In this week’s Wild Statia we take a closer look at how research of all kinds is bringing the story of Statian—and Caribbean—wildlife into focus.
In some ways, taxonomy is the art of keeping things organized in a world where our knowledge about animals and how they are related to each other is always changing. In Statia, and the Caribbean in general, the story of our fauna is still being written, and the names of the characters are still subject to change:
The recent discovery of a hybrid iguana on Statia is an ominous sign for the native and endangered Lesser Antillean Iguana. It is also a reminder that humans have likely changed the pace of evolution on the island in many ways.
Statia’s distinctive wildlife is the product of a variety of natural processes: the slow colonization of the island by new species arriving by natural means and the adaptation of those new arrivals to the island and the other species present. The arrival of humans has brought huge changes. They are clearly visible to anyone looking out over fields of invasive Coralita vines, but many impacts are much less visible.
In the case of Coralita, an invasive plant that has spread over much of the island, the likely losers are native plants that become more scarce due to competition. Animals that may have depended on those plants—like caterpillars which often only eat specific host plants—may also decline or disappear.
Hybridization is less common—it requires two closely-related species that can interbreed. In the case of the native Lesser Antillean Iguana and the invasive Green Iguana, it exacerbates the impact of competition. Green Iguanas tend to outcompete Lesser Antillean Iguanas, but the two populations could coexist if they didn’t interbreed. Over time, hybridization may wipe out all trace of the native species.
Native animals may also rapidly change in response to new arrivals. One study looked at soapberry bugs, a group of insects that use their straw-like proboscis to pierce the fruit of a specific family of vines. After the introduction of a new food source, the length of their proboscis changed, allowing them to take advantage of a new food source. The change was surprisingly speedy, too. It was noticeable within just 50 years.

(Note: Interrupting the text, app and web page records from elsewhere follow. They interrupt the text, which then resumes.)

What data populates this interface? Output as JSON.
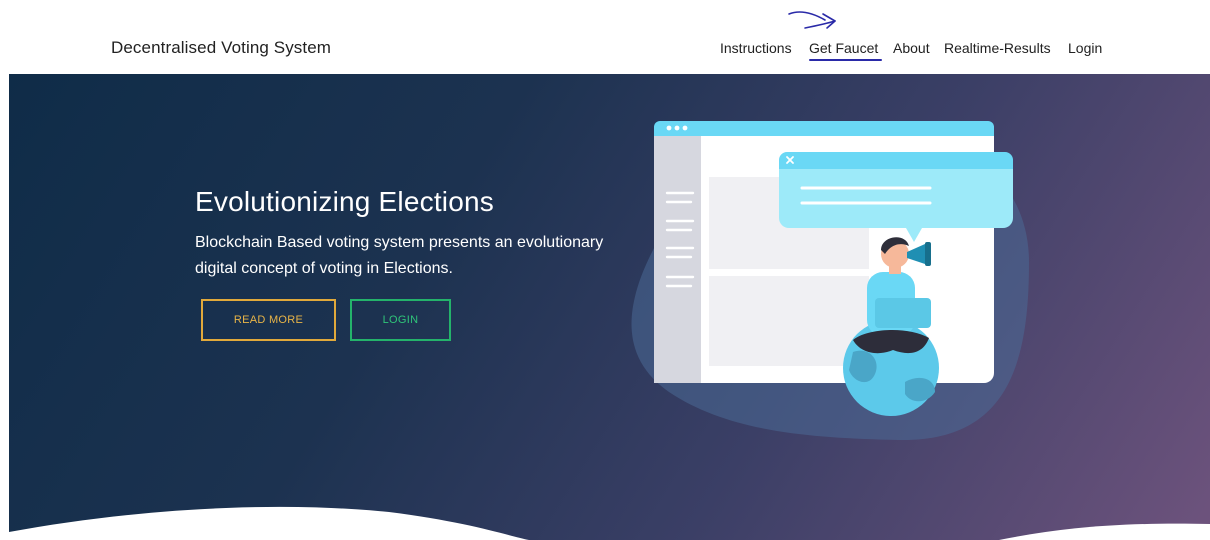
{
  "navbar": {
    "brand": "Decentralised Voting System",
    "links": [
      {
        "label": "Instructions"
      },
      {
        "label": "Get Faucet"
      },
      {
        "label": "About"
      },
      {
        "label": "Realtime-Results"
      },
      {
        "label": "Login"
      }
    ]
  },
  "hero": {
    "title": "Evolutionizing Elections",
    "description": "Blockchain Based voting system presents an evolutionary digital concept of voting in Elections.",
    "buttons": {
      "read_more": "READ MORE",
      "login": "LOGIN"
    }
  },
  "colors": {
    "gradient_start": "#0f2c48",
    "gradient_end": "#6e537d",
    "read_more_accent": "#e1a93b",
    "login_accent": "#24b36b",
    "underline": "#2a2aa8",
    "illustration_blue": "#6ad8f5"
  },
  "icons": {
    "annotation": "hand-drawn-arrow-icon",
    "close": "close-icon",
    "window_dots": "window-dots-icon"
  }
}
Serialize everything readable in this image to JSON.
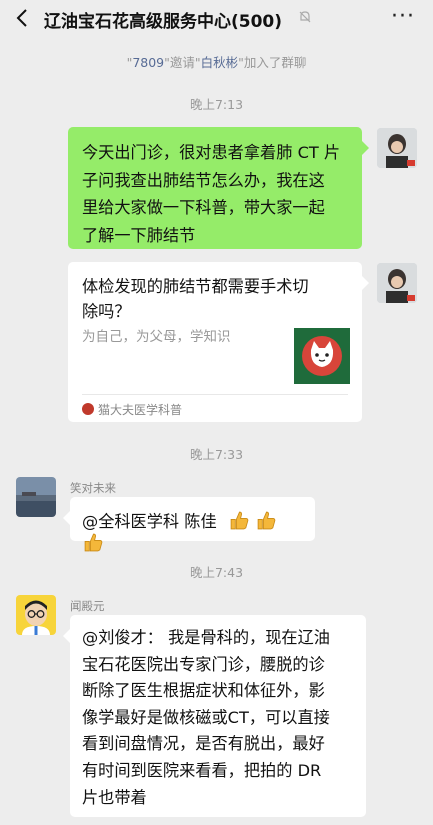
{
  "header": {
    "title": "辽油宝石花高级服务中心(500)",
    "back_icon": "chevron-left-icon",
    "mute_icon": "bell-off-icon",
    "more_label": "···"
  },
  "system_notice": {
    "inviter": "7809",
    "verb": "邀请",
    "invitee": "白秋彬",
    "suffix": "加入了群聊"
  },
  "timestamps": [
    "晚上7:13",
    "晚上7:33",
    "晚上7:43"
  ],
  "messages": {
    "self_text": {
      "lines": [
        "今天出门诊，很对患者拿着肺 CT 片",
        "子问我查出肺结节怎么办，我在这",
        "里给大家做一下科普，带大家一起",
        "了解一下肺结节"
      ]
    },
    "self_card": {
      "title_lines": [
        "体检发现的肺结节都需要手术切",
        "除吗？"
      ],
      "description": "为自己，为父母，学知识",
      "source": "猫大夫医学科普"
    },
    "msg3": {
      "sender": "笑对未来",
      "text": "@全科医学科 陈佳",
      "emoji": "thumbs-up-icon"
    },
    "msg4": {
      "sender": "闻殿元",
      "lines": [
        "@刘俊才： 我是骨科的，现在辽油",
        "宝石花医院出专家门诊，腰脱的诊",
        "断除了医生根据症状和体征外，影",
        "像学最好是做核磁或CT，可以直接",
        "看到间盘情况，是否有脱出，最好",
        "有时间到医院来看看，把拍的 DR",
        "片也带着"
      ]
    }
  },
  "colors": {
    "background": "#ededed",
    "self_bubble": "#95ec69",
    "link": "#576b95"
  }
}
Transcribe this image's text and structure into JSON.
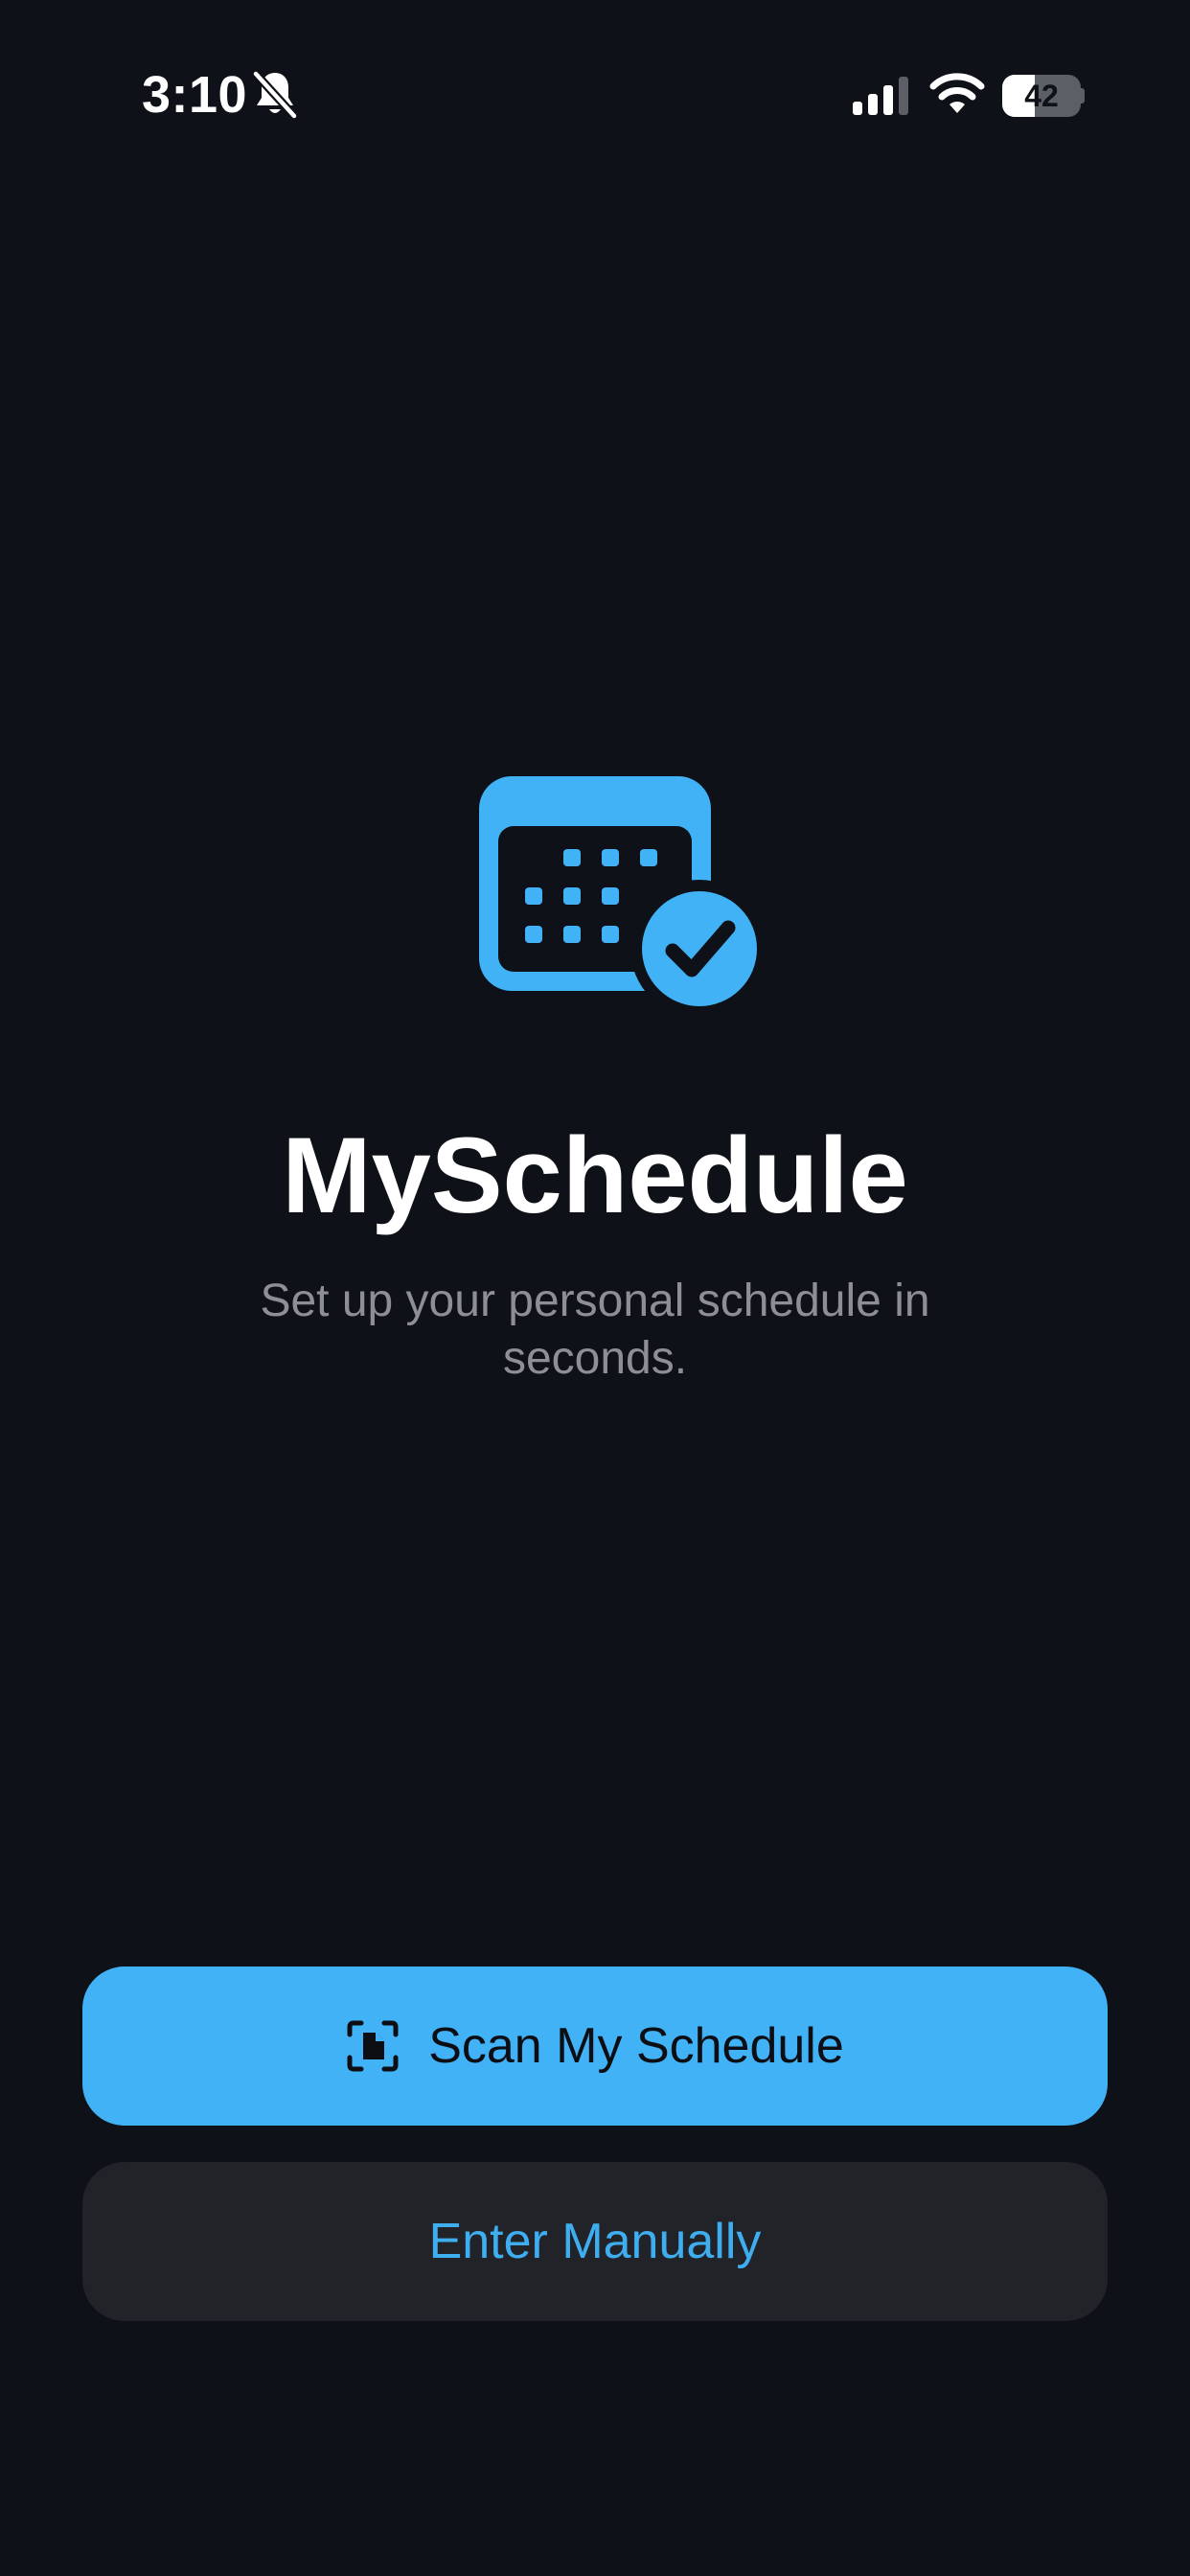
{
  "status_bar": {
    "time": "3:10",
    "battery_level": "42",
    "battery_fraction": 0.42,
    "icons": [
      "bell-slash-icon",
      "cellular-signal-icon",
      "wifi-icon",
      "battery-icon"
    ]
  },
  "app": {
    "logo_icon": "calendar-check-icon",
    "title": "MySchedule",
    "subtitle": "Set up your personal schedule in seconds."
  },
  "actions": {
    "scan_label": "Scan My Schedule",
    "scan_icon": "document-scanner-icon",
    "manual_label": "Enter Manually"
  },
  "colors": {
    "background": "#0f1118",
    "accent": "#40b2f5",
    "secondary_button": "#222329",
    "subtitle_text": "#8e8f96"
  }
}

The story of invasive species is full of disasters: the rats that endanger seabirds around the world, the mongoose that wiped out the Lesser Antillean Iguana on St. Martin, and many more. As damaging as they are, only a small percentage of introduced species pose serious problems. The rest? They work their way into the local ecology of Statia, perhaps pushing native species in new evolutionary directions, perhaps adapting themselves to the island. As we continue to push ecosystems in unprecedented new directions, hopefully we will also study these less obvious interactions and learn to lessen their negative effects.